No, it's not the internet circa 1996, it's horror comics in the pre-code era. Filled with violence, gore, melting faces, lecherous skeletons and ghouls, offensive racial portrayals, and more sudden turns out of nowhere than a Twilight Zone episode. Horror comics were something unlike what had ever come before, and despite the return of blood to comics over the years (especially today), we'll never see this mix of copying and creativity again.

Older comics are seeing a huge rebirth lately, and I couldn't be happier. I wish the archival collections were a bit cheaper on my pocketbook, but I am absolutely in love with these 1950s stories from when I first started reading them in semi-bootlegged editions that my local library had. When I saw this on the shelf at my new library, I simply had to give it a try.

Trombetta's entry into the world of old horror comics is quite different from what I'm used to. He has no ties to comics, which is both good and bad. Trombetta is more interested in the visuals of the time rather than the stories, so we mostly get covers and clips rather than entire comics. Seeing so many old horror covers together is cool, don't get me wrong, but when he's discussing the plots of certain stories, I longed to actually READ them. That's the comics fan in me coming out, and I'm sure any lover of the four-color world is going to feel similarly if they pick up this book.
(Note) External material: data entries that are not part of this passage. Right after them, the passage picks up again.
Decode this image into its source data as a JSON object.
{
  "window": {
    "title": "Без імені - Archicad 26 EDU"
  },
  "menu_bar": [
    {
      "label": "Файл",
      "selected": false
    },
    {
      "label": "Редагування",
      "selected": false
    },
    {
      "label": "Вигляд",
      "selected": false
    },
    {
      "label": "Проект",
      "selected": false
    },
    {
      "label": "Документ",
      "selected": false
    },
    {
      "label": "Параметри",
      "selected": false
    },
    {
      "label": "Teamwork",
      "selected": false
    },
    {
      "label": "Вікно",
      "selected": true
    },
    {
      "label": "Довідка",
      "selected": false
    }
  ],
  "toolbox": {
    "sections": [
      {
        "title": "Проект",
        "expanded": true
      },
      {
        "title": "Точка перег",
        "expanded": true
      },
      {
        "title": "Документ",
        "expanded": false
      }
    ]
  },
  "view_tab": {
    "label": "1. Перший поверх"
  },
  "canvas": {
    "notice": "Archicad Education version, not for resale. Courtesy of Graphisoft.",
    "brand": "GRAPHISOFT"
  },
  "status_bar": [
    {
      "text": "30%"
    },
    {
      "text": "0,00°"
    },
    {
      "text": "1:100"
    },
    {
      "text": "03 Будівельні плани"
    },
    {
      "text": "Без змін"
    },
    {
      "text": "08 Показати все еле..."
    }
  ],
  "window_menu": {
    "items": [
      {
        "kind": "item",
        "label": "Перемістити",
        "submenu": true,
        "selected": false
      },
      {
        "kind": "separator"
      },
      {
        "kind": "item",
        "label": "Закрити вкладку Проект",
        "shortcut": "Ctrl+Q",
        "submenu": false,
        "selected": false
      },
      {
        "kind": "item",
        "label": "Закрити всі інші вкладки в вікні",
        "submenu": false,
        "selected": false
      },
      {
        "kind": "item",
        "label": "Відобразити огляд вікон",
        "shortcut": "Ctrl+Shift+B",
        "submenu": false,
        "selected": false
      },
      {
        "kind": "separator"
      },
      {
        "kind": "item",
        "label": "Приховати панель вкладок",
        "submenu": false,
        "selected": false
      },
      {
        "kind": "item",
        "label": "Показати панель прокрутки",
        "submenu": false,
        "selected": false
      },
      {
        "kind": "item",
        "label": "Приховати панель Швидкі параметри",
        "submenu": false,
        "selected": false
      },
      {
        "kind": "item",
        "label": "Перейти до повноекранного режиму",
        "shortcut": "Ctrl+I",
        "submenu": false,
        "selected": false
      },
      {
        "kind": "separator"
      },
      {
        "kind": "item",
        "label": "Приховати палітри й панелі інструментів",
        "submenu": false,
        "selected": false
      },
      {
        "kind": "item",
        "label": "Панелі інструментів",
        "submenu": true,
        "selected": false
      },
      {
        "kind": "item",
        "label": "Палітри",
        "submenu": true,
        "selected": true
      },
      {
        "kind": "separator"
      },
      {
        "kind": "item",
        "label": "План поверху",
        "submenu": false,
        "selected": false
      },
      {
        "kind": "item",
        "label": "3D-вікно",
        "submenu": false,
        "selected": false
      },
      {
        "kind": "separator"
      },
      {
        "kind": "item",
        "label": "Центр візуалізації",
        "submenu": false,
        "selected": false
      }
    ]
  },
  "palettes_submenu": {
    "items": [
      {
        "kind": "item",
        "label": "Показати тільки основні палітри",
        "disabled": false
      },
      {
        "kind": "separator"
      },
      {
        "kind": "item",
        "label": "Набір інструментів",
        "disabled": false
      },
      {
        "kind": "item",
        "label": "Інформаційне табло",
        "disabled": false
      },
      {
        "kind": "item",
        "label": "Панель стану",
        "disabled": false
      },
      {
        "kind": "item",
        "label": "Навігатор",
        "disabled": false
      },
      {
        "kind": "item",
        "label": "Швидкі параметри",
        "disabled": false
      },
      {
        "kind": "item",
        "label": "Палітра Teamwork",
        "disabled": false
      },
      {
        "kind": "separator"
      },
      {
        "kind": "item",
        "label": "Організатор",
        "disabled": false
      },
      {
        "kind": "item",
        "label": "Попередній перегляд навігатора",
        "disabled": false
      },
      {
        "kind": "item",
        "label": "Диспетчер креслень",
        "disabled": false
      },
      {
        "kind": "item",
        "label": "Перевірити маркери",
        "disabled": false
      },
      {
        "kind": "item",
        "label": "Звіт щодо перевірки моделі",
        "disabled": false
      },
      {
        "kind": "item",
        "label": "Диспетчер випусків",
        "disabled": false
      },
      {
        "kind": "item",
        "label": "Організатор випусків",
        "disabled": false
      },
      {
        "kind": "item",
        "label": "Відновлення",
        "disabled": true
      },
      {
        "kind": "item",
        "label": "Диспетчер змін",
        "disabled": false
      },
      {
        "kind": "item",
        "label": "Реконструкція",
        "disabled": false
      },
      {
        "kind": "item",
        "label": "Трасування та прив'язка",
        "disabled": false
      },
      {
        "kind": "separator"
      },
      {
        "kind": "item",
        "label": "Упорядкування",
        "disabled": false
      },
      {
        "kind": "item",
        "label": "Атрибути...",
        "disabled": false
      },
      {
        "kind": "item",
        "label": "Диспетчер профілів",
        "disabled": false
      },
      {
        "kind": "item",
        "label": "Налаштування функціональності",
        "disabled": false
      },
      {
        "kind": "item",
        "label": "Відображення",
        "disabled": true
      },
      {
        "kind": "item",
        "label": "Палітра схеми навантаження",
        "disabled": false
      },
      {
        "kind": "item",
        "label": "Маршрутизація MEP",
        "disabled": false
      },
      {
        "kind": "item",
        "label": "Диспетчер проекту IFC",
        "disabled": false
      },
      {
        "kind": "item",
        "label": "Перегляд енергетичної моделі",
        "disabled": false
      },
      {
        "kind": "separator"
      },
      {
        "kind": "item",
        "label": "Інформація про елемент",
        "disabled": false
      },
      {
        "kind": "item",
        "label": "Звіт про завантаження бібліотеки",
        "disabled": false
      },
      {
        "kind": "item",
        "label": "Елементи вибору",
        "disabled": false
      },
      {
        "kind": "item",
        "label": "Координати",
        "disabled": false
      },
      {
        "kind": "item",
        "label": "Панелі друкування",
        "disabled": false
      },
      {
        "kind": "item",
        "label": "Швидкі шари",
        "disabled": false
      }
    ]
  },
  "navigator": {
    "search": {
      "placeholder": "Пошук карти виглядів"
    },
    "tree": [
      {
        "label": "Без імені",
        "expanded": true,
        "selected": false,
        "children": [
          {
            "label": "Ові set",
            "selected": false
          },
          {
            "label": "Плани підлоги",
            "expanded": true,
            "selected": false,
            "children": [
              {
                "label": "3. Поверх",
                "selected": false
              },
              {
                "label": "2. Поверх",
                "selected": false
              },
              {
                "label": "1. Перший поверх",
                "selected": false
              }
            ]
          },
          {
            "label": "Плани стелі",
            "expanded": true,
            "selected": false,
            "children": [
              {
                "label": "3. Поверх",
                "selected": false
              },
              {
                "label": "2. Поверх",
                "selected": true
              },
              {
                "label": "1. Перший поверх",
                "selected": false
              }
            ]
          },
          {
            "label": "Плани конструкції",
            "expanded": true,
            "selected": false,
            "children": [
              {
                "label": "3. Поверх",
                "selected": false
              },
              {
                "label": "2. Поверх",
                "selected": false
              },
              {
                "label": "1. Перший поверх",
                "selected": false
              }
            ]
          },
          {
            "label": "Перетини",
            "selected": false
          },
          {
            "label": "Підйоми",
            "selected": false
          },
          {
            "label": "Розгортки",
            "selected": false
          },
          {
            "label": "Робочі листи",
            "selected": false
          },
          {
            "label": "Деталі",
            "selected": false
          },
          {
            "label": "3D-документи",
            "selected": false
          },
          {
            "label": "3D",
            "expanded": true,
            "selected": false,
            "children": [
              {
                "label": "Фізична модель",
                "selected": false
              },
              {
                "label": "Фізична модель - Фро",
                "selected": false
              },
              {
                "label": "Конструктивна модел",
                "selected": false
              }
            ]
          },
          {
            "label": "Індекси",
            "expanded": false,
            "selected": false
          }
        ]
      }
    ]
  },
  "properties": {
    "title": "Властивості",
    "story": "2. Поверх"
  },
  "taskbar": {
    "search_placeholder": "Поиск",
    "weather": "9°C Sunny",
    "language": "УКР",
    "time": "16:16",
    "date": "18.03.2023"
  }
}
On the other hand, if I were an art fan or a person who grew up in the 1950s, this collection would be perfect. Trombetta crafts a book that follows a logical flow and gives plenty of visual evidence for his explanations of what horror comics did and their primary tropes, such as the ones I mentioned above. One of the things I liked best is that there is often just enough talking to set up the covers or short stories without bogging the reader down in details that they, quite frankly, probably don't want. After all, this is book picked to the coffee table crowd. The more words there are, the harder it will be to sip your wine and eat your crackers.

I say none of that with offense. For what this book is designed to be--an introduction to a time long gone that has glaring colors, striking drawings by underrated (or worse, lost entirely) artists, and a realization that no matter what time we live in, there are going to be people that hate anything that exposes American society for what it really is. Trombetta treats his subject with respect at all times (no Biff! Pow! cliches here, almost to the point of pretending superhero comics don't exist), which is rare and refreshing when a non-comics professional is involved.

There's only one thing I did not like and that was Trombetta's decision to over-analyze in the pop psychology mold. Characters are always doing sexual things or worrying about their inner fears and using that to write/draw comics. There's implied psychic trauma all over 1950s comics according to Trombetta, and sometimes that gets to be a bit much. His linking of everything to the Korean War just seems forced to me. I tend to think of these comics as tied more to exposing the repressive nature and fake wholesomeness of post-war America. I guess that just goes to show how good these comics really were--you can interpret them in any number of ways.

The Horror! The Horror! is not going to satisfy hardcore comics fans because of its extremely small number of reprints. For a casual comics reader, however, it could be a gateway to the weird and wacky world of comics before Stan, Jack, Julius, and Carmine started thinking heroically in a whole new way. I enjoyed seeing covers I might never get to see again and to get a feel for how an "outsider" views these books. This is not an essential purchase for comics fans, but it certainly makes for a nice visual treat over a few evenings in bed.